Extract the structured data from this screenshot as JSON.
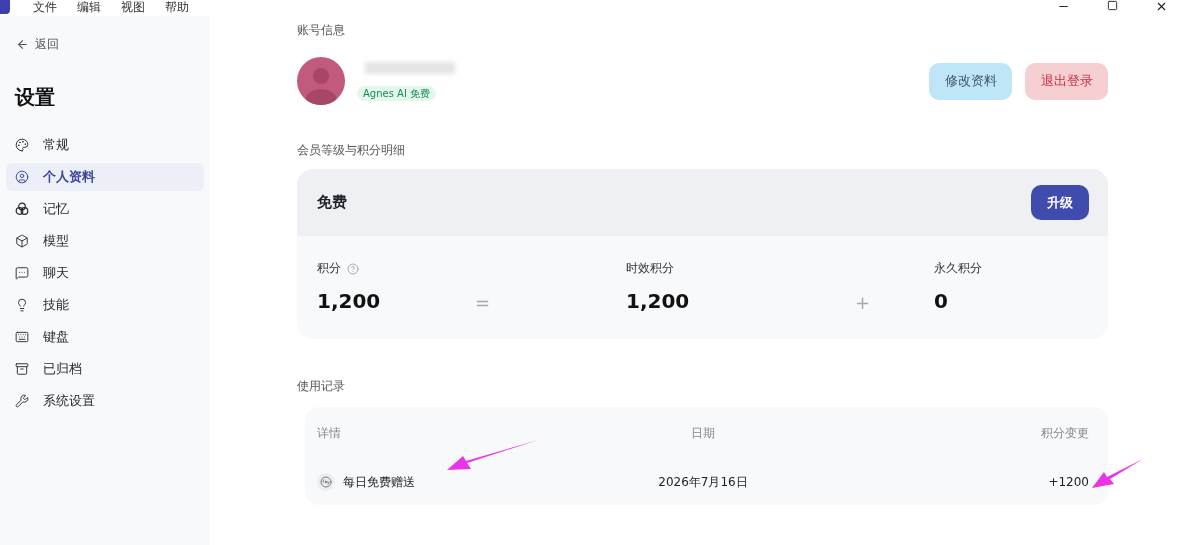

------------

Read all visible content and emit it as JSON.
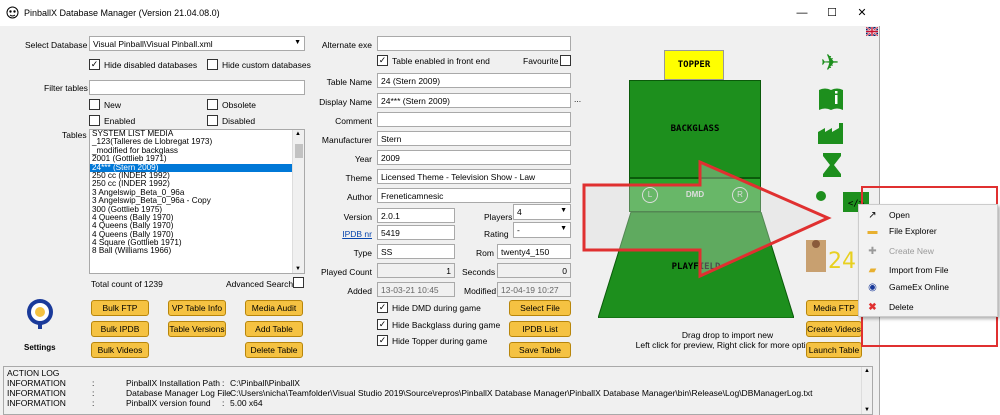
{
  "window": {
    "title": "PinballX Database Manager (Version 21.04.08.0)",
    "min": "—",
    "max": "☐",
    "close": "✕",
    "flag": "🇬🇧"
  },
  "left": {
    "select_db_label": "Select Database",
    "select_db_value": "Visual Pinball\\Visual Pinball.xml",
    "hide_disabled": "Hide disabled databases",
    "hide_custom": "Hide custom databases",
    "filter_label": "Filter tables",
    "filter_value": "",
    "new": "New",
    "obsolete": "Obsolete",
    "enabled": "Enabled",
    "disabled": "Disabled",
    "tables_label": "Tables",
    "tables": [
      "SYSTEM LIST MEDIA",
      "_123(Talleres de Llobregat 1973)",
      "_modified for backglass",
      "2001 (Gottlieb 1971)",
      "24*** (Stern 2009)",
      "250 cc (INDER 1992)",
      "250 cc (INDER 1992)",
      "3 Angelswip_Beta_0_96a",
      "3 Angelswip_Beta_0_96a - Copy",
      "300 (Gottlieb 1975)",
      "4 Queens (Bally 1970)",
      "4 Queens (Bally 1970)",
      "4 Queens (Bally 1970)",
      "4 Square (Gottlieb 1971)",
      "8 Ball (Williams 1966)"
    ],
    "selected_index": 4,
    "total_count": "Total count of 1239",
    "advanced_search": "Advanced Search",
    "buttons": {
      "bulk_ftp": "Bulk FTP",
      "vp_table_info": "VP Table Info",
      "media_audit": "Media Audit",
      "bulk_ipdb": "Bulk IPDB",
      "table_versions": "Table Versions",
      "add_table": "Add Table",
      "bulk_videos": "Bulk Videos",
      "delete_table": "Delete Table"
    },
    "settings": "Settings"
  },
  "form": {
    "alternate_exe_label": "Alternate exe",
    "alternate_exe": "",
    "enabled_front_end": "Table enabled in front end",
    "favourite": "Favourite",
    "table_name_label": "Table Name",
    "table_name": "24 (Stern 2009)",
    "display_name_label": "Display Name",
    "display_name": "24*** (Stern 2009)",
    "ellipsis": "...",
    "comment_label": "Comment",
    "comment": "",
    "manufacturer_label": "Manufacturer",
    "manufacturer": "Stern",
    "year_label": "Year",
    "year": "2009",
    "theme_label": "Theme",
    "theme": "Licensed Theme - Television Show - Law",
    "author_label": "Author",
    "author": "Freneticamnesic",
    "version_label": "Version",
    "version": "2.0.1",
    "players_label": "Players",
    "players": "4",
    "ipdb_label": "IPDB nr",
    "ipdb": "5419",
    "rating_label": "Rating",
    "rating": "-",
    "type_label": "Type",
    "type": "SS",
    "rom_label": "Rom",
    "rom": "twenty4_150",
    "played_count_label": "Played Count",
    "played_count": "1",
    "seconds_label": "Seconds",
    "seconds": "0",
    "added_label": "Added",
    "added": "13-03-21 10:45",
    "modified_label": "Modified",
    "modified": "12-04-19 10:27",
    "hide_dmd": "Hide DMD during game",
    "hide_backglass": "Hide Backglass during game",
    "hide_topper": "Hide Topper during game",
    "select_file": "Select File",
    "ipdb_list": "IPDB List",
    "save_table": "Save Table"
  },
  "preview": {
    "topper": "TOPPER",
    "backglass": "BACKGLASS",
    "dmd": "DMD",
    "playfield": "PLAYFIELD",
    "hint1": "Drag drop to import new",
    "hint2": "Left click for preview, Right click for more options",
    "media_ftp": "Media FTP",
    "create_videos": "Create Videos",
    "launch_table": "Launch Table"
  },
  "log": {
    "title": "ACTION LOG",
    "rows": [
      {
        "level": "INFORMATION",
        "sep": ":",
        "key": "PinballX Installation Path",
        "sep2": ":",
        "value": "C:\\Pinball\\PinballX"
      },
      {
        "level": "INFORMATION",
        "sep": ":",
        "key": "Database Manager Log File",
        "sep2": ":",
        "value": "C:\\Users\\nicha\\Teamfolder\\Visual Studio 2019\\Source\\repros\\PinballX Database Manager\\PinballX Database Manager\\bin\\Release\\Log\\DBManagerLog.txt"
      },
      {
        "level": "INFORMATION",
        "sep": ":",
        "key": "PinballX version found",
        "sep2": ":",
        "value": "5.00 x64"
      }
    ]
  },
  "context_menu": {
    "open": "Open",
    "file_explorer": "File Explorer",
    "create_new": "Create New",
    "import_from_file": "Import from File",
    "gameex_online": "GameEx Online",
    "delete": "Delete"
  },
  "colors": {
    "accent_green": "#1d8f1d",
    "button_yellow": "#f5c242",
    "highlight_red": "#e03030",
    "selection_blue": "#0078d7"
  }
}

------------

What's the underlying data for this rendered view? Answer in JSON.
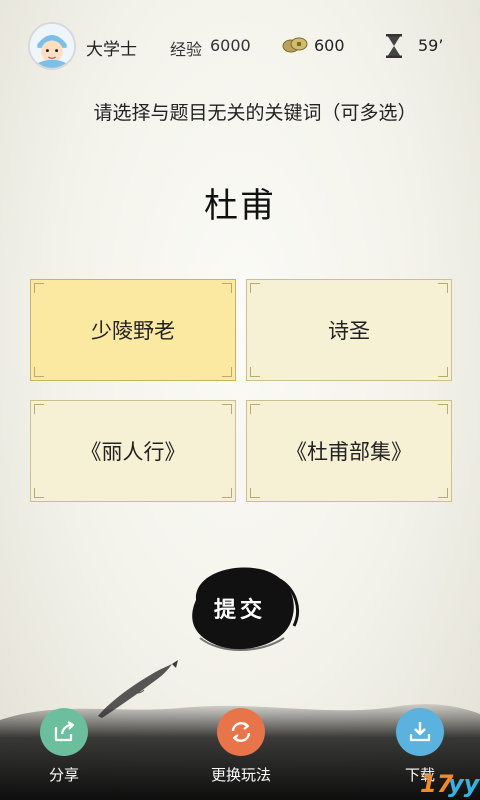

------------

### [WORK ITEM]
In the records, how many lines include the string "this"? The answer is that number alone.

### [EXERCISE OUTPUT]
2